Comparisons  G  df  Pvalue

0 vs 1  1  15.21  <0.001

01 vs 2  1  3.27  0.071

02 vs 3/4  1  0.05  0.823

04 vs 4+  1  13.56  <0.001

Total  4  32.09 

Partition II

Comparisons  df  G  Pvalue

0 vs 14+  1  21.37  <0.001

1 vs 24+  1  0.68  0.410

2 vs 34+  1  0.51  0.475

3/4 vs 4+  1  9.53  0.002

Total  4  32.09 

Orthogonal comparisons are not all good news though. When you look at the comparisons resulting from this partitioning, you may conclude that that not all these comparisons are terribly useful!
For example, why would you wish to compare the pooled 0/1/2 categories with the 3/4 category, other than that it happens to be part of the orthogonal 'set' of comparisons.
You can gain a measure of control over which comparisons you carry out by putting the rows in a different order. In this case a more informative partitioning of this table would start from the bottom of the table and work upwards to give Partition II. The most significant difference was between no dogs on the farm (incidence of 1.25%) and 14+ dogs on the farm (incidence of 17.6%). The difference between there being 34 dogs and 4+ dogs should also be investigated further.
Note however that you should decide in advance which orthogonal comparison you are going to make before looking at the data. Posthoc selection of comparisons is always open to criticism since we will no longer be operating at our specified probability level. In the real world, of course, one has to accept that in many studies the choice will be made after data inspection, and the choice of orthogonal comparisons will, so to speak, at least limit the damage.
If orthogonal comparisons really don't meet your needs, then you may need to make nonindependent comparisons. This would be the case if you wish to compare incidence with no dogs (the 'control' in this study) with the incidence at each other level. The problem then is that that the more comparisons you make, the greater is your probability of falsely rejecting the null hypothesis. Instead you need to adjust the significance level using a Bonferroni correction so that it is more difficult to reject the null hypothesis. We go into the reasoning behind this when we consider multiple comparison of means in unit 11.
Algebraically speaking 
α'
 =
 α

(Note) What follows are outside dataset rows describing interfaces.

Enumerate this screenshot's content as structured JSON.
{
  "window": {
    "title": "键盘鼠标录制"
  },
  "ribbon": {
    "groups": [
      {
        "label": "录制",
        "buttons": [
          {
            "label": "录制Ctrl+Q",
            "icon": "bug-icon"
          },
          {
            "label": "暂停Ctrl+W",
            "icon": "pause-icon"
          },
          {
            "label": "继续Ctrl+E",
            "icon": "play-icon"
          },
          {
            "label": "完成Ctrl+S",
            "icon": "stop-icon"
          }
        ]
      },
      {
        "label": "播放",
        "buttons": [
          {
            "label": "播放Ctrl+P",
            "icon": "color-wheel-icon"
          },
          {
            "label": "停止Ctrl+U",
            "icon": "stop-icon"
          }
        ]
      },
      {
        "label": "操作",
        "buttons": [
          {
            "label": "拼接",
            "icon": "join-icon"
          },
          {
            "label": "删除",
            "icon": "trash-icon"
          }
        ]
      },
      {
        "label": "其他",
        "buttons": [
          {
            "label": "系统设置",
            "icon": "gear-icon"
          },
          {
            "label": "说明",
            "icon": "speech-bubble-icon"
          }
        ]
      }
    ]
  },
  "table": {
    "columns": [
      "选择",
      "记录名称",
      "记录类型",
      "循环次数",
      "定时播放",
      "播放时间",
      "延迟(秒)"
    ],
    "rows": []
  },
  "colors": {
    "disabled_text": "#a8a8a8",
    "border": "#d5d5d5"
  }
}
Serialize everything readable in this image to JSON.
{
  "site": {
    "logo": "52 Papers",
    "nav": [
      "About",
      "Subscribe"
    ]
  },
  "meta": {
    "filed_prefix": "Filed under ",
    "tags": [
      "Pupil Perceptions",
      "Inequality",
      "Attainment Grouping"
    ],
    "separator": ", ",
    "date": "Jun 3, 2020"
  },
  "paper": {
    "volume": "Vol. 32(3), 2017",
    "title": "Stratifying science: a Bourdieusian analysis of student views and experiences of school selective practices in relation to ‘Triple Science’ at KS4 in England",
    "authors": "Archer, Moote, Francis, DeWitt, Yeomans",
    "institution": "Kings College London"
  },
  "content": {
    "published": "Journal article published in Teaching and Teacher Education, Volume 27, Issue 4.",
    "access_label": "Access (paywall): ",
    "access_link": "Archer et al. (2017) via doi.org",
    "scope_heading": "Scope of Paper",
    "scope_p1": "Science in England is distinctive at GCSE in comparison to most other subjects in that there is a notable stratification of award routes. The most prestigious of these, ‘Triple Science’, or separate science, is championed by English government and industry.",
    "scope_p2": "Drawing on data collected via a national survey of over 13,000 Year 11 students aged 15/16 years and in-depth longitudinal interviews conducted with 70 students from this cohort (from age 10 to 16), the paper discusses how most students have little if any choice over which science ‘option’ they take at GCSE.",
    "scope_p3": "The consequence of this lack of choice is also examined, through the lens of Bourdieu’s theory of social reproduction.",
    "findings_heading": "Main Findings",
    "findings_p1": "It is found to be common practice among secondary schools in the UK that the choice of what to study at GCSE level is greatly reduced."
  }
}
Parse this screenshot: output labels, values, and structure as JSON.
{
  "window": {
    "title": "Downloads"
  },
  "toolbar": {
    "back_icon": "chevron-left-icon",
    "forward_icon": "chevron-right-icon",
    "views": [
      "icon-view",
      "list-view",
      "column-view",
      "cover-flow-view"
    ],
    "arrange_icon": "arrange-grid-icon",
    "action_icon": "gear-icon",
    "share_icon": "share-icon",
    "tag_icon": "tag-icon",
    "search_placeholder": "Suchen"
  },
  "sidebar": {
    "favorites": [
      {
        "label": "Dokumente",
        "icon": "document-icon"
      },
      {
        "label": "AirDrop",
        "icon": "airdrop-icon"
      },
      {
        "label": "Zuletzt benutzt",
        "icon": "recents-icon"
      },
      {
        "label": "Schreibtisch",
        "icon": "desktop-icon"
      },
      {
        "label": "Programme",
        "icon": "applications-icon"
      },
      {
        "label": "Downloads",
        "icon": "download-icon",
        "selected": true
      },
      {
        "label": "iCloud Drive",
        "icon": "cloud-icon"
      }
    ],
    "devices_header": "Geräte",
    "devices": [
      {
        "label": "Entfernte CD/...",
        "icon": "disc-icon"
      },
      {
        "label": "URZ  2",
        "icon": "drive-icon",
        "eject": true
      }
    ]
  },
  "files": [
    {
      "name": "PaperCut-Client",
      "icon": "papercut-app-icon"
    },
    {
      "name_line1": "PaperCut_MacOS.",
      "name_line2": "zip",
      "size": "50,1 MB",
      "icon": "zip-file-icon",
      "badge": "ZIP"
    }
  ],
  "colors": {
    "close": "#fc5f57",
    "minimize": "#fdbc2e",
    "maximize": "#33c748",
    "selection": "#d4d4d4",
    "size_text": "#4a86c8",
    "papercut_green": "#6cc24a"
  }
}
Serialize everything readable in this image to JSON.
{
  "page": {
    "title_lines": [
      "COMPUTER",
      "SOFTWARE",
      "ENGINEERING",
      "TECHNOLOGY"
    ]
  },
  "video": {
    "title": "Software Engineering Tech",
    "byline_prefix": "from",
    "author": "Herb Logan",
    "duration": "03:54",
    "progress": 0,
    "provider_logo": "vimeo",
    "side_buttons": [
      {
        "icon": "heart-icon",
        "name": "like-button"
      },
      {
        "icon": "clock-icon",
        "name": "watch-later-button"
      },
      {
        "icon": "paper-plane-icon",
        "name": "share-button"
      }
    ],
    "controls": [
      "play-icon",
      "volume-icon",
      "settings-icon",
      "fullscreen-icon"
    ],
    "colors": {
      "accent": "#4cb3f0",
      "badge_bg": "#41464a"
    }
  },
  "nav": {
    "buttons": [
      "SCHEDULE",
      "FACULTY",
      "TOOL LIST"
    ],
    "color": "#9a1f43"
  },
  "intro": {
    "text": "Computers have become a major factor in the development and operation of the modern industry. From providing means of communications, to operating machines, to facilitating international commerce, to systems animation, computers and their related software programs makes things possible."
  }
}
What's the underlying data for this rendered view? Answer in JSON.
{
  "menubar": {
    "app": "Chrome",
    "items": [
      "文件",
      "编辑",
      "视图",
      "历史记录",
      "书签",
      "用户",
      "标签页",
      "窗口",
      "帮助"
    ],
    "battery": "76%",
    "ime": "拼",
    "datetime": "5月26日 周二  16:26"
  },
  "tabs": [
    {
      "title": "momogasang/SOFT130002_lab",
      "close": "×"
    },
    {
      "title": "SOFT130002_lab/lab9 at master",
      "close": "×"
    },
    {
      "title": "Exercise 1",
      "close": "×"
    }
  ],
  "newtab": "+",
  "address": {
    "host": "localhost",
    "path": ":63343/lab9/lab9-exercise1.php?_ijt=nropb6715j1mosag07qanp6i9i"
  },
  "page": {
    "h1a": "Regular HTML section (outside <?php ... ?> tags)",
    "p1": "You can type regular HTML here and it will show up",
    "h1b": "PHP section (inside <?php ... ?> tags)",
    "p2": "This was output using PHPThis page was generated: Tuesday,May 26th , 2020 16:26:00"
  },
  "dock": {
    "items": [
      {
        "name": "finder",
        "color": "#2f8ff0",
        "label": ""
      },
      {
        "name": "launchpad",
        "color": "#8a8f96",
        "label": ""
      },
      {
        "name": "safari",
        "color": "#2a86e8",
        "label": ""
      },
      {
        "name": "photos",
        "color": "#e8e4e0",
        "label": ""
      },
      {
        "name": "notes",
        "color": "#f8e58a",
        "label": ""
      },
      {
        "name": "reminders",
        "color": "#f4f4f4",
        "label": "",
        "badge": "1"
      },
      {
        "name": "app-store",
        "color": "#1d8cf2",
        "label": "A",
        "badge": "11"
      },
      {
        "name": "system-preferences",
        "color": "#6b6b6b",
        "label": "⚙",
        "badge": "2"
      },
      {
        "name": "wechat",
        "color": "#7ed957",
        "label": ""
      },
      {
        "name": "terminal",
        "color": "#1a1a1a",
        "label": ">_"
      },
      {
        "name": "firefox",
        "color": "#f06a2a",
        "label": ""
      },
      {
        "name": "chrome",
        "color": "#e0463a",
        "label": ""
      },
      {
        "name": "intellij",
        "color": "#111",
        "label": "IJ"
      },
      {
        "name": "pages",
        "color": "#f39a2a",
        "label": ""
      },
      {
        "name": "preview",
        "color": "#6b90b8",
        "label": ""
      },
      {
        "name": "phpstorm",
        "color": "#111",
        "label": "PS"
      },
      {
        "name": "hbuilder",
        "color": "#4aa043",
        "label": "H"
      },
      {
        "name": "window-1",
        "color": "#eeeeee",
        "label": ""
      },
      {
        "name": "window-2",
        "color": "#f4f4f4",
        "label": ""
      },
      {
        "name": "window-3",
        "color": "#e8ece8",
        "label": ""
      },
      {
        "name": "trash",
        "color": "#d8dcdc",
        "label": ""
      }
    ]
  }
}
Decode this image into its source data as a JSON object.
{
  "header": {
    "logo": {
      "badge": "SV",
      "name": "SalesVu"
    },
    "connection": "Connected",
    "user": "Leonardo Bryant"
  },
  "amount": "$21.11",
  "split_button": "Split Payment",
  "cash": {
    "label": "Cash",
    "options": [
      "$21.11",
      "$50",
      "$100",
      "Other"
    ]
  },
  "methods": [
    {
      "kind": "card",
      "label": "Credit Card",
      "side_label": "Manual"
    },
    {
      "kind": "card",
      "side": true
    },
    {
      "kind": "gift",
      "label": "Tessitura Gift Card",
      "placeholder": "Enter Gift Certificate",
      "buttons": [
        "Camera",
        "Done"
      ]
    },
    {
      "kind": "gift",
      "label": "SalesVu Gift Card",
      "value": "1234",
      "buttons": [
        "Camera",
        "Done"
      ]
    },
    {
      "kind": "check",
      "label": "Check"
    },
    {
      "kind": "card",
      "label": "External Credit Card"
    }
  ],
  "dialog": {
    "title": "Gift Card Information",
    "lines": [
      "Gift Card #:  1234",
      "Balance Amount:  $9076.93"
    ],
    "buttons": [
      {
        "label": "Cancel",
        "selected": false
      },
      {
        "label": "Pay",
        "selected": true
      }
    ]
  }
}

2(no. rows1)

where
 α' is the adjusted probability level;
 α is the desired probability level (usually 0.05);
 r is the number of rows.

In our example we would therefore require nonorthogonal comparisons to be significant at probability levels of P=0.00625 or less before we can accept them as being different.